Every record must be copied exactly.

[Web page and app entries]

........

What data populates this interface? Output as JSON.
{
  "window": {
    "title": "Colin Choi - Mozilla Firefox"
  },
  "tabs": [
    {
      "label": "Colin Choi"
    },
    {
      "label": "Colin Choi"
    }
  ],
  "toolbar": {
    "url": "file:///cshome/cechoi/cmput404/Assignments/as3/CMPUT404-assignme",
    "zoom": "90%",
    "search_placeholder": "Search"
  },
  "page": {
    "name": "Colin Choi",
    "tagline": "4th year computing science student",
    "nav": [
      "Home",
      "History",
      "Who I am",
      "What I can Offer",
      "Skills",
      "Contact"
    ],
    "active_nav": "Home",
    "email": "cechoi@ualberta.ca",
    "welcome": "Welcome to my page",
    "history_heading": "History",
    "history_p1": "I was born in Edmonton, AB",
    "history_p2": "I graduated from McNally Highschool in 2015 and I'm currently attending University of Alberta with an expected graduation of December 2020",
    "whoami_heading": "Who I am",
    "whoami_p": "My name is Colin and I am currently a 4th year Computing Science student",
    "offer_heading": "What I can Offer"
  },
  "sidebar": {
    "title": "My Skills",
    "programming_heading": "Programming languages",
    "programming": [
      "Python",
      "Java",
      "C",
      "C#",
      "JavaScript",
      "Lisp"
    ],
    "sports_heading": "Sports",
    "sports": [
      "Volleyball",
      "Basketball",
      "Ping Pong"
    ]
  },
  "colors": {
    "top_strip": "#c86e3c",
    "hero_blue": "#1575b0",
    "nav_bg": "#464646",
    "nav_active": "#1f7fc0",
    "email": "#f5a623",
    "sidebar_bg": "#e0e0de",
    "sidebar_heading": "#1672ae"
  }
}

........

OUTPUT FOR THIS TASK:
What data populates this interface? Output as JSON.
{
  "window": {
    "title": "Colin Choi - Mozilla Firefox"
  },
  "tabs": [
    {
      "label": "Colin Choi"
    },
    {
      "label": "Colin Choi"
    }
  ],
  "toolbar": {
    "url": "file:///cshome/cechoi/cmput404/Assignments/as3/CMPUT404-assignme",
    "zoom": "90%",
    "search_placeholder": "Search"
  },
  "page": {
    "name": "Colin Choi",
    "tagline": "4th year computing science student",
    "nav": [
      "Home",
      "History",
      "Who I am",
      "What I can Offer",
      "Skills",
      "Contact"
    ],
    "active_nav": "Home",
    "email": "cechoi@ualberta.ca",
    "welcome": "Welcome to my page",
    "history_heading": "History",
    "history_p1": "I was born in Edmonton, AB",
    "history_p2": "I graduated from McNally Highschool in 2015 and I'm currently attending University of Alberta with an expected graduation of December 2020",
    "whoami_heading": "Who I am",
    "whoami_p": "My name is Colin and I am currently a 4th year Computing Science student",
    "offer_heading": "What I can Offer"
  },
  "sidebar": {
    "title": "My Skills",
    "programming_heading": "Programming languages",
    "programming": [
      "Python",
      "Java",
      "C",
      "C#",
      "JavaScript",
      "Lisp"
    ],
    "sports_heading": "Sports",
    "sports": [
      "Volleyball",
      "Basketball",
      "Ping Pong"
    ]
  },
  "colors": {
    "top_strip": "#c86e3c",
    "hero_blue": "#1575b0",
    "nav_bg": "#464646",
    "nav_active": "#1f7fc0",
    "email": "#f5a623",
    "sidebar_bg": "#e0e0de",
    "sidebar_heading": "#1672ae"
  }
}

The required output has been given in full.